Is it: (A) meeting all fiscal requirements, retrospective, financially opaque, short on expensive visual interest, long on verbal camouflage? or (B) only the first two of the above, but more besides - financially transparent, visually interesting, well written and giving a clear, concise account of business issues past and present? If you're instinctively happier with option A, and evidence from many British companies suggests you are not alone, then move to my final paragraph.

If you think there might be something in option B, read on.

At United Biscuits, we aspire to option B and the research we commission each year shows we are making progress, as our annual report becomes a recognised plank of our investor-relations programme.

Of course, the audiences of our annual report are diverse, but we have prioritised them and we try to define appropriate messages.

The easy bit is getting the report produced. Occasionally, we hear nightmare stories of reprints and erratum slips.

There is an easy way to avoid all this: sort out the internal mechanisms of tasks and responsibilities - only involving yourself in the process at useful and vital stages - and make sure you employ good people internally and an experienced design consultancy.

Your designers need to understand financial audiences but most importantly you must help them understand your corporate culture and taste.

We sit down from time to time with our designers and other people's annual reports. We sort them into those we like and those we don't. Alarmingly, given the money that everyone spends on this exercise, the second pile is usually bigger.

The only subject more fraught than organising covers is how to shoot your board, photographically speaking.

Make sure your designers employ a patient, experienced photographer who can work fast and with suitable regard for vanity. Don't be afraid of cheating - they don't all have to be there together and they won't all be beautiful.

If necessary, resort to retouching; I'm thinking of having hair in next year's report. One final tip - don't let your finance people make any design decisions other than what colour the back pages should be.

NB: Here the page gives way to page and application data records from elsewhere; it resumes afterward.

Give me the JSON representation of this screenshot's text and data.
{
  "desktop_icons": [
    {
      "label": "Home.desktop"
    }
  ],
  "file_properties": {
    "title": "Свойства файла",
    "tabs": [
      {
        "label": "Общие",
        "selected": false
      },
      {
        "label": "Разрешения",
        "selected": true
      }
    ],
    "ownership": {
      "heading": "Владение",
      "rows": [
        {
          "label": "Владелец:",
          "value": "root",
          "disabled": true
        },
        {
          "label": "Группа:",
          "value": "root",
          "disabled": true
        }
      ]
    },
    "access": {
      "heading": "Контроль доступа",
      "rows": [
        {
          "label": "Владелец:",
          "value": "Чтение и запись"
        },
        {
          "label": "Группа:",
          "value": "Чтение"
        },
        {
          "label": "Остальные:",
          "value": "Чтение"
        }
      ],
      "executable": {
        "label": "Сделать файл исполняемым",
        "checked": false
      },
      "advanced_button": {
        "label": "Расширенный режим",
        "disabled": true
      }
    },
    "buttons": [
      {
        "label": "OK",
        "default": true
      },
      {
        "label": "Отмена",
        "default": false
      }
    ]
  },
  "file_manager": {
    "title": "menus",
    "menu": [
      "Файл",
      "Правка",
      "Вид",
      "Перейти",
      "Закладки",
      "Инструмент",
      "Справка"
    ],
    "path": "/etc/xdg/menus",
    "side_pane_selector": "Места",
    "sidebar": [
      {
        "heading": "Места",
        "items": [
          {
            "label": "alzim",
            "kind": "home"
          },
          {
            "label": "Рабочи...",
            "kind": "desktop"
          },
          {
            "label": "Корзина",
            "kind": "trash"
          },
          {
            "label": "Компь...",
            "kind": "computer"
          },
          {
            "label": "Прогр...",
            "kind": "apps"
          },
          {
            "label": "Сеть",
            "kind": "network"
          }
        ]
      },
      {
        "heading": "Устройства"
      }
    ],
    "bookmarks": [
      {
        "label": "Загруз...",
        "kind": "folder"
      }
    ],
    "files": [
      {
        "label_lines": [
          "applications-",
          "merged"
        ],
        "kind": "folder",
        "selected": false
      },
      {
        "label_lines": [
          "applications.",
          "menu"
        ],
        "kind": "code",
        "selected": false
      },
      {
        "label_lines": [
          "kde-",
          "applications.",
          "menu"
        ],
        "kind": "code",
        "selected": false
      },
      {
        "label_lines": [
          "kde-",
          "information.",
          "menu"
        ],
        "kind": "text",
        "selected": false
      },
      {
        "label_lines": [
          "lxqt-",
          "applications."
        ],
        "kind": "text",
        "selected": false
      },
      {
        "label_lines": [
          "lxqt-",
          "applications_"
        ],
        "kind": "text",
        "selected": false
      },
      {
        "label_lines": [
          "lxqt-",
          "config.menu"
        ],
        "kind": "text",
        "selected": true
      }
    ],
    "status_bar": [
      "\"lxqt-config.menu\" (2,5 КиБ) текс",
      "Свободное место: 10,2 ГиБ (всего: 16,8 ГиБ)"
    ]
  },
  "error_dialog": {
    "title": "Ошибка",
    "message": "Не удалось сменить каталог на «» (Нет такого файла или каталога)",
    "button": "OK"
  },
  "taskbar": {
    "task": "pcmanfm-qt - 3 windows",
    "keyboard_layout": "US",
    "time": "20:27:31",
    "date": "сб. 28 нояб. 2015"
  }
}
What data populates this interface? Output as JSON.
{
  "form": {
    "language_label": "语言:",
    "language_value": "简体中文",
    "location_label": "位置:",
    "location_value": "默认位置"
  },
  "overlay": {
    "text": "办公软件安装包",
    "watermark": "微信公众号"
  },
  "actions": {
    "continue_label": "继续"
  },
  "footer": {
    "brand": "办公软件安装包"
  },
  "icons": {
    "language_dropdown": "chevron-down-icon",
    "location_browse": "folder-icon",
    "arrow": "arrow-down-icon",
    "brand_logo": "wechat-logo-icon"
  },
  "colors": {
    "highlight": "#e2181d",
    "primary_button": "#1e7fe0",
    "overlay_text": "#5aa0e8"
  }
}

Options A and B will cost you almost equal amounts of money. The design, production and printing of your annual report will cost you about 20 per cent of the audit fee to produce the financial accounts required in the back. The print bill will be at least 15 per cent; so the five per cent you spend on design, writing, photographic content, together with adequate amounts of management time can turn a fiscal necessity into a useful corporate tool.